It makes no sense for the State and the Government to commemorate an organisation which sought to prevent an Irish state and Government from coming into existence, especially an organisation of which the notorious Black and Tans were a part.
This is the view of the Mayor of Galway, Independent city councillor Mike Cubbard, who this week added his voice to the growing opposition to the planned State commemoration - due to take place in Dublin Castle on January 17 - of members of the Royal Irish Constabulary and Dublin Metropolitan Police, who lost their lives during the War of Independence.
"I have decided to turn down an invitation from the Minister for Justice to attend the Government organised commemoration of the RIC," Mayor Cubbard said. "I believe a commemoration should be a celebration of a person or event in history, and as history tells us, the Royal Irish Constabulary were at the time the strong hand of the British state who directly opposed Irish independence."
Mayor Cubbard is among a number of politicians who are boycotting the event. Dublin Lord Mayor Paul McAuliffe; Cork Mayor John Sheehan; and the Mayor of Clare, Cathal Crowe, have also refused to attend. On Monday, Dublin City Council voted "not to participate or have representation at the event". Fianna Fáil justice spokesperson, Jim O'Callaghan, outlined his opposition in a letter to the Justice Minister, Charlie Flanagan, pointing out that the RIC and DMP were complicit in a "violent response to oppose and suppress the democratic wishes of the majority on the island. I do not believe there is a moral equivalence between the struggle for Irish independence...and the effort made to suppress that struggle by the forces of the colonial power."
Mayor Cubbard expressed similar concerns: "As someone very proud of those who fought for that very freedom over 100 years ago, I think it would be disingenuous of me to attend this event that commemorates those who raided and torched homes, killed and tortured Irish people, and throughout the 1800s used battering rams to evict Irish people from their homes."
The Black and Tans and the RIC
When the War of Independence broke out in 1919, the then British prime minister, David Lloyd George, considered it a law-and-order issue, and not an insurrection. As a result, the RIC were tasked with putting down the IRA and the Independence movement. However, when it became obvious that the RIC could not cope with the revolution, Winston Churchill proposed the creation of what became known as the Black and Tans. Their official title was the Royal Irish Constabulary Special Reserve.
The Black and Tans were recruited from WWI British army veterans and arrived in March 1920. DM Leeson of the Department of History, Laurentian University, Canada, has said that 1,153 Black and Tans joined the royal Irish Constabulary in October 1920. They would become notorious for their killing of civilians and attacks on civilian property.
They were followed into Ireland by the Auxillaries, who were recruited from the officer class, as well as from ex-servicemen. The activities of both organisations alienated not only Irish opinion, but to a certain extent opinion in Britain as well. Due to these factors, and the fact that the Black and Tans were constituted as an arm of the RIC, many feel it is highly inappropriate, even perverse, for the State to commemorate the RIC.

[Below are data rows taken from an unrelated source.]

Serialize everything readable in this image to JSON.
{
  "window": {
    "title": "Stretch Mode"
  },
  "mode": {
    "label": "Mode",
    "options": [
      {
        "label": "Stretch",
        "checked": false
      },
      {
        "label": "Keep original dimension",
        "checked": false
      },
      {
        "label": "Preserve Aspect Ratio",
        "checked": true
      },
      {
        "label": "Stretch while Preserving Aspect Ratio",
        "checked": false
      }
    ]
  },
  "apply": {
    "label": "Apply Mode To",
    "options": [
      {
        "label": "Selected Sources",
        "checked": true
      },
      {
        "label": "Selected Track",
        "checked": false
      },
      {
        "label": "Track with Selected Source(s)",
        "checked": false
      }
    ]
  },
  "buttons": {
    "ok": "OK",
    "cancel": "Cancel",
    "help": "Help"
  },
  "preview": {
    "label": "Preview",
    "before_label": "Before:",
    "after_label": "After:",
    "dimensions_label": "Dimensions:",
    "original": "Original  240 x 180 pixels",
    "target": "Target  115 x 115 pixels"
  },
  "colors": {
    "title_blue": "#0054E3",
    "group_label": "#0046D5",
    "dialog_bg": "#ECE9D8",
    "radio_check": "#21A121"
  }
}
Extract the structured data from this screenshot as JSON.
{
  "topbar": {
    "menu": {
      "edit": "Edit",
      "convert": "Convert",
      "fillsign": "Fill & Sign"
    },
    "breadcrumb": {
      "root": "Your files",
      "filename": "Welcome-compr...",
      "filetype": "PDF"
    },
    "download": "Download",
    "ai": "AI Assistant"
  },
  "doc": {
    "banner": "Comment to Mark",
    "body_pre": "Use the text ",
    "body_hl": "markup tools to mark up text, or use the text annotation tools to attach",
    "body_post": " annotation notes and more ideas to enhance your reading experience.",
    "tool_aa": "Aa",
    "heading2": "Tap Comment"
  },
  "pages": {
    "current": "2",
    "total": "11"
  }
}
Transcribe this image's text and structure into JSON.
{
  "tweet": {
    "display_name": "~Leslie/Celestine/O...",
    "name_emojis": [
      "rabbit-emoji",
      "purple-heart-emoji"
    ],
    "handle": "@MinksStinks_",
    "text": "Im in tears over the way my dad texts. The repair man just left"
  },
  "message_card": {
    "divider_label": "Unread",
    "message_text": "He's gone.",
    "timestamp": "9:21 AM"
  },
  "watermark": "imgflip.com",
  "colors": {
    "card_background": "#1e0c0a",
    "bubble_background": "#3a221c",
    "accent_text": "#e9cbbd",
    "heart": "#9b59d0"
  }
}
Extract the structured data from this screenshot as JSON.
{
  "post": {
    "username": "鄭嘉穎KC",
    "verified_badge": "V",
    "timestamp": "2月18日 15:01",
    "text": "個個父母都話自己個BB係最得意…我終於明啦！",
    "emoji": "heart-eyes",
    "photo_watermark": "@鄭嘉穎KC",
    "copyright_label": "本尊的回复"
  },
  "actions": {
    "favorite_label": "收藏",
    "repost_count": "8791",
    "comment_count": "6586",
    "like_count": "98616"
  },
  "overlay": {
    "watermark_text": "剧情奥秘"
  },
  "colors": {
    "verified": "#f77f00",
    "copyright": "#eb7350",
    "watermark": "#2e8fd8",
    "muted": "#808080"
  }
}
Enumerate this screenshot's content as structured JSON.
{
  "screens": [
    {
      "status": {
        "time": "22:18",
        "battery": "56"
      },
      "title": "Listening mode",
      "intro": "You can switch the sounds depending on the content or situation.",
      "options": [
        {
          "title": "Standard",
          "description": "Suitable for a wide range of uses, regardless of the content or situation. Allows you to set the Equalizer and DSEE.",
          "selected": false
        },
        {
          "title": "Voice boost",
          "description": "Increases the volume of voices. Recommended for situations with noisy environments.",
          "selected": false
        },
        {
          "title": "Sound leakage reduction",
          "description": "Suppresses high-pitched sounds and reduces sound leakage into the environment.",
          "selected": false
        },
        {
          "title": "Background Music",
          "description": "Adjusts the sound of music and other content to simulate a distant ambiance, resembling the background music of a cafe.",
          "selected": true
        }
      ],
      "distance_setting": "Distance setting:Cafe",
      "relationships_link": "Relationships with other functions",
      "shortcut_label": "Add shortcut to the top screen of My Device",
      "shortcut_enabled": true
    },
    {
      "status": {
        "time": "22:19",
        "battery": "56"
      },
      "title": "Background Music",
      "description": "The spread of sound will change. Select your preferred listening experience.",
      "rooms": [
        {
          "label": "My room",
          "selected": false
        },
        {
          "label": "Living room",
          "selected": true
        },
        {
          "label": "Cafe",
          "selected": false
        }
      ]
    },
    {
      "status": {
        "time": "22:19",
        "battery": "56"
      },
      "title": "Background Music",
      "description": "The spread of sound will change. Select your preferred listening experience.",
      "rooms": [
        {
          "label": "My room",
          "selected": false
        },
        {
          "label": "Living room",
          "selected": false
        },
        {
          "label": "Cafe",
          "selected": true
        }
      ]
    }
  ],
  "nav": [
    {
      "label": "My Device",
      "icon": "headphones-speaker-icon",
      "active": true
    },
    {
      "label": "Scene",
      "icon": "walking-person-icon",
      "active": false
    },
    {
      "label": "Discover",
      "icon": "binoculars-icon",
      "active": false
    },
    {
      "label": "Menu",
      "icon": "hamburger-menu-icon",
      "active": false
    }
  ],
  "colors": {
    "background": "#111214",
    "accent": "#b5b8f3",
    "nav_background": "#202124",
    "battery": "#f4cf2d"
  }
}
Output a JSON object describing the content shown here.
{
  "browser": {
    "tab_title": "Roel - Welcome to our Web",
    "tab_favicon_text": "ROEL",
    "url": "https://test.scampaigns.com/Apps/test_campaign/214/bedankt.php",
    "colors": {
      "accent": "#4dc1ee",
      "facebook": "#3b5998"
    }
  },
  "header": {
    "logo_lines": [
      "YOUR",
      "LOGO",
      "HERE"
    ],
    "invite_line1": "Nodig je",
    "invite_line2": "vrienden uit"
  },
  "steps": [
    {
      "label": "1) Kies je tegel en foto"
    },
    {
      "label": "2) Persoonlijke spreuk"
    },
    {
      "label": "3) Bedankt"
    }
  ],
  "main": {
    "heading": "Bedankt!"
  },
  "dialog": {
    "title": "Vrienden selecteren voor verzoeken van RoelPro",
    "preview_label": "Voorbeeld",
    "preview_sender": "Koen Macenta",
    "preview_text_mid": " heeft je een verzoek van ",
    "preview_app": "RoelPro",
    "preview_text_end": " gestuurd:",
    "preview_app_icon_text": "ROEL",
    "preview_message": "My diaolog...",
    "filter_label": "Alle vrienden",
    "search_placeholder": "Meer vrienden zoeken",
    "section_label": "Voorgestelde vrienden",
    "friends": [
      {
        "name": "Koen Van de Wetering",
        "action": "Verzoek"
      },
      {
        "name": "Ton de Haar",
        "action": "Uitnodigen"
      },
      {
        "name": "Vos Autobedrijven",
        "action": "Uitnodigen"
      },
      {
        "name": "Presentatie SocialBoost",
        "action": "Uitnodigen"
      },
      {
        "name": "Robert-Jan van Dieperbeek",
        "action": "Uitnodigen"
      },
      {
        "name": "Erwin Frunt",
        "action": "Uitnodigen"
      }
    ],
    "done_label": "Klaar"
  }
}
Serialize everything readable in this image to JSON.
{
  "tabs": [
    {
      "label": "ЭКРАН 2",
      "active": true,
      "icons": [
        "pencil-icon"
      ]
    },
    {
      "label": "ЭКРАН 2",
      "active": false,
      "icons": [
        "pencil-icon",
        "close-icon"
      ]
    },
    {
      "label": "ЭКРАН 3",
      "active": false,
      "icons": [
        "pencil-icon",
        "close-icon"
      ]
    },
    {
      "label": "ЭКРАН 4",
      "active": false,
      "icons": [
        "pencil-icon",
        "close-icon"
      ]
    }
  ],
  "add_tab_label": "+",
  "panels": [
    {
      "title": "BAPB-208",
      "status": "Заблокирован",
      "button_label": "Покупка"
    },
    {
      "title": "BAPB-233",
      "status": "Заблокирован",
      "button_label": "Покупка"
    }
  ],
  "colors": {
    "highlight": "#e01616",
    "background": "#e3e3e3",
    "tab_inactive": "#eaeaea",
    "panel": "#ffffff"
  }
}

As Diarmaid Ferriter, Professor of Modern Irish History at UCD, said: "Such was the cementing of the notorious reputation of the force that the war of independence was often referred to as 'the Tan war'. But regular RIC members also became capable of brutality and reprisals, as did the IRA, such was the nature of the war.
"They were far from the only symbol of terror in Ireland in 1920, but their impact on civilians in particular led to them occupying an elevated position in the hierarchy of villains of that period of Irish history. Theirs was a dismal record, reflecting very poorly on their political creators."
Tomás MacConmara, an expert on the War of Independence said: "It seems counter-intuitive to me for the Irish State to celebrate an organisation that, if it was successful, would have prevented independence," and noted the RIC was "responsible for a pretty brutal attempt to suppress the drive for independence".
Support for the Mayor's stance
Mayor Cubbard's stance on the issue has attracted a high level of support locally. Two separate Facebook posts from the Mayor on Monday regarding his reasons for refusing to attend, had attracted a combined total of 1,020 likes and 181 shares by the following morning.
"While some will disagree," he said, "I have taken this personal decision as I believe it the right thing to do in support of those whose lives were lost creating the Ireland we enjoy today. It would be more in line for the Government to put their efforts into supporting our current defence forces who are underpaid and operate in terrible conditions."